### Problem requirements
In the listing below, find each line that holds "通讯方式" and list it.

### Entries supplied
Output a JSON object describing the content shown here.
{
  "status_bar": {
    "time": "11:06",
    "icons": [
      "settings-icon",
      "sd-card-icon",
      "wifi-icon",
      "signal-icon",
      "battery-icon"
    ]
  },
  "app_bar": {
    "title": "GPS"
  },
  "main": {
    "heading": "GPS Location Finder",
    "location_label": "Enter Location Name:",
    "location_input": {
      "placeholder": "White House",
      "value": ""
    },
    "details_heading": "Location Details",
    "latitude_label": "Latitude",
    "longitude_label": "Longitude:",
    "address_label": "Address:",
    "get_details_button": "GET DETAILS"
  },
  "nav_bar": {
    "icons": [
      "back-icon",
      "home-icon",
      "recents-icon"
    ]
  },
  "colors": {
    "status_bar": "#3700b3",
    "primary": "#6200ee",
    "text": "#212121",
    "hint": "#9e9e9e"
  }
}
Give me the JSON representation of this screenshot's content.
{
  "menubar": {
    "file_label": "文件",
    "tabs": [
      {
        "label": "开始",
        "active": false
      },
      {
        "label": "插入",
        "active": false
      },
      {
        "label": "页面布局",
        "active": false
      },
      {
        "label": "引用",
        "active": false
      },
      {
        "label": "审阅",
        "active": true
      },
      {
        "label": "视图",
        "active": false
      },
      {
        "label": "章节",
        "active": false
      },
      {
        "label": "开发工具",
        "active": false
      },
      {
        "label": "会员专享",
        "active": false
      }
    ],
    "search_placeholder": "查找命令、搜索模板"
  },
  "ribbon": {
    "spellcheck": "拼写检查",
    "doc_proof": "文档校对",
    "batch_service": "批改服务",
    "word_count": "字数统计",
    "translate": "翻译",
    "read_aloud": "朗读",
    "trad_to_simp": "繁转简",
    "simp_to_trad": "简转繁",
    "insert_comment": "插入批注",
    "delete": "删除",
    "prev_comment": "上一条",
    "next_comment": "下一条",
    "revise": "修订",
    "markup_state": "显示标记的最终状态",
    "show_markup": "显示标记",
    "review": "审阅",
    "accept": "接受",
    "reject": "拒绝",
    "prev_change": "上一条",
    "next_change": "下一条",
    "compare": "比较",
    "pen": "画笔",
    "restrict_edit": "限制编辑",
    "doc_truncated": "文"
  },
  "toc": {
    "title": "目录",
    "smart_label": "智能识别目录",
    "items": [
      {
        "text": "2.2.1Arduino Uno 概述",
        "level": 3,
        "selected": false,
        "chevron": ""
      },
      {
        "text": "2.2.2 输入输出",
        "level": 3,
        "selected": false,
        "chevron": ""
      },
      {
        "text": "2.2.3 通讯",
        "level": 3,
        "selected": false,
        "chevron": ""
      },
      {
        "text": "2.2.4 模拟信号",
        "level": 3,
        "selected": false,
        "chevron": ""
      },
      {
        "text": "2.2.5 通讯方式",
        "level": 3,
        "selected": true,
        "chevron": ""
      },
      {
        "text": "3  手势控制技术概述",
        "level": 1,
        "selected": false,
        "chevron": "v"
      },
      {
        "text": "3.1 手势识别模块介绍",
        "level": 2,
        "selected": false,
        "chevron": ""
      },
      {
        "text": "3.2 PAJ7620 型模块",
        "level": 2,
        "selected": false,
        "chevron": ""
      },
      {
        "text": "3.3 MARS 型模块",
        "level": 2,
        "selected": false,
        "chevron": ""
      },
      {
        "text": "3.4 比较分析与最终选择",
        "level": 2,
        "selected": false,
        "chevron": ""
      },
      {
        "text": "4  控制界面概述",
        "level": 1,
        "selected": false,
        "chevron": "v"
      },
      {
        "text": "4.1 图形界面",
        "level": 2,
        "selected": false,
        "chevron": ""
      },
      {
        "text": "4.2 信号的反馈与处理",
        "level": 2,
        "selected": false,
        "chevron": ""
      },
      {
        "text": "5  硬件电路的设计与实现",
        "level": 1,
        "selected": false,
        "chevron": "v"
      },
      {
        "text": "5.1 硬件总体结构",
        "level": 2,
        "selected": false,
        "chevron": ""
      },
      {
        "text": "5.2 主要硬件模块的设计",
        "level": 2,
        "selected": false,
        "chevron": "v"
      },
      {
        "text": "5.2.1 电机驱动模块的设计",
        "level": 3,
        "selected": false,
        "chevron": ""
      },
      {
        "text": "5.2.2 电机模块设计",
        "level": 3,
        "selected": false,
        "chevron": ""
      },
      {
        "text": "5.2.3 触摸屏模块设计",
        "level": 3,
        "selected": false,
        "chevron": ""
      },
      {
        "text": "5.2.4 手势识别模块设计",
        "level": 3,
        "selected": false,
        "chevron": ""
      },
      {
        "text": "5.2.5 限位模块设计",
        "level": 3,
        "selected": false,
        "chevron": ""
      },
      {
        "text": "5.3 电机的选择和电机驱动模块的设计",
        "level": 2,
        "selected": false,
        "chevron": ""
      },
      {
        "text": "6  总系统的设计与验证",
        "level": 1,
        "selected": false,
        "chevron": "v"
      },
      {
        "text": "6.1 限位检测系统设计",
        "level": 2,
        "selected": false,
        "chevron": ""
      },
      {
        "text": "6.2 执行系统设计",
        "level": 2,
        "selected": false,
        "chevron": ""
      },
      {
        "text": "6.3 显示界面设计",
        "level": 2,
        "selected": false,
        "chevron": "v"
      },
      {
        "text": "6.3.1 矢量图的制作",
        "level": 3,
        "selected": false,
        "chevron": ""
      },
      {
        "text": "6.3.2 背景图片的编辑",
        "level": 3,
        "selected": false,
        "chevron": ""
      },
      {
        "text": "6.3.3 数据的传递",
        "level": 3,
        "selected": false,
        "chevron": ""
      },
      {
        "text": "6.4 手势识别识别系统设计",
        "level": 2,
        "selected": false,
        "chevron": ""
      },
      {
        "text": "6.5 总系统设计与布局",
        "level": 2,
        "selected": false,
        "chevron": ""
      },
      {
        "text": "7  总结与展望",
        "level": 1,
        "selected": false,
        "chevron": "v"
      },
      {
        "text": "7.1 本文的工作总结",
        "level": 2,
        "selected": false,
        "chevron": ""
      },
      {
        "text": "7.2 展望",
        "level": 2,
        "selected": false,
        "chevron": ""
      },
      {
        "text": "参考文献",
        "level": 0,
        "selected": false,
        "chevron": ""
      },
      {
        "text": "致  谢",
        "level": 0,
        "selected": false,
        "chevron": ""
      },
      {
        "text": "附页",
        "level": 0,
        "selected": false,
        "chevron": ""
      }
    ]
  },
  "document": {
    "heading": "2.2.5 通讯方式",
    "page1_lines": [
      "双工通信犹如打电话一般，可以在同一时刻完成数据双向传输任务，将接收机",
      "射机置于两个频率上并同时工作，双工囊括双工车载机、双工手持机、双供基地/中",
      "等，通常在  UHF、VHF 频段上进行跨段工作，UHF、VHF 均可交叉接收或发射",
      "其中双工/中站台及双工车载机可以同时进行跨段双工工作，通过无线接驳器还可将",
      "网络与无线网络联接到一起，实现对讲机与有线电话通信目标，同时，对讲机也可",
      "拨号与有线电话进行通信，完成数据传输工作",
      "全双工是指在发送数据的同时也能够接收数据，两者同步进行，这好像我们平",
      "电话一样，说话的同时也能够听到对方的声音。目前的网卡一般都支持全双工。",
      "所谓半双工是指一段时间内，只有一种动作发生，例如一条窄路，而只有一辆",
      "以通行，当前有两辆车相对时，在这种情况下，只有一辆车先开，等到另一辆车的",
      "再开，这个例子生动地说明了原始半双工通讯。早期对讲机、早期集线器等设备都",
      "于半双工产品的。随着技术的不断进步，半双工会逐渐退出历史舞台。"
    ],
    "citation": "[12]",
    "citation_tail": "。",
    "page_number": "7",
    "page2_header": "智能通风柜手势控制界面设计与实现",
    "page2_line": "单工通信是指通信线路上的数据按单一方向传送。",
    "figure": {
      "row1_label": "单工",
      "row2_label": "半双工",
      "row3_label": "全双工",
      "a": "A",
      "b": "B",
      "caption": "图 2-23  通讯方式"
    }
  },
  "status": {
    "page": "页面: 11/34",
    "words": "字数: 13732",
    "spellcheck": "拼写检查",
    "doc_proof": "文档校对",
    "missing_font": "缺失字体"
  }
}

### Written solution
        "text": "2.2.5 通讯方式",
    "heading": "2.2.5 通讯方式",
      "caption": "图 2-23  通讯方式"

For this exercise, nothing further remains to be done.